→ Stored records
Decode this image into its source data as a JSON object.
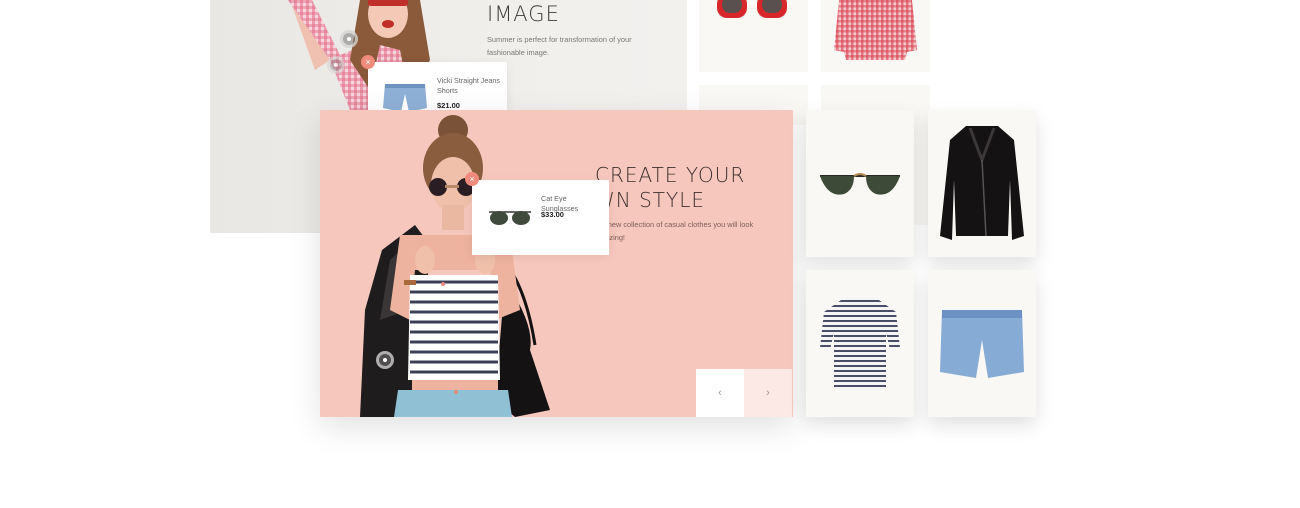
{
  "back_slide": {
    "title": "IMAGE",
    "description": "Summer is perfect for transformation of your fashionable image.",
    "popup": {
      "product_name": "Vicki Straight Jeans Shorts",
      "price": "$21.00"
    }
  },
  "front_slide": {
    "title_line1": "CREATE YOUR",
    "title_line2": "WN STYLE",
    "description": "our new collection of casual clothes you will look amazing!",
    "popup": {
      "product_name": "Cat Eye Sunglasses",
      "price": "$33.00"
    },
    "nav": {
      "prev": "‹",
      "next": "›"
    }
  },
  "thumbnails": [
    {
      "name": "red-sunglasses"
    },
    {
      "name": "pink-gingham-shirt"
    },
    {
      "name": "black-sunglasses"
    },
    {
      "name": "black-leather-jacket"
    },
    {
      "name": "striped-tshirt"
    },
    {
      "name": "denim-shorts"
    }
  ],
  "colors": {
    "accent": "#f08a7d",
    "slide_bg": "#f6c8bd"
  }
}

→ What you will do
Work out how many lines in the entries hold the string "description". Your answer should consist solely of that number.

→ Written solution
2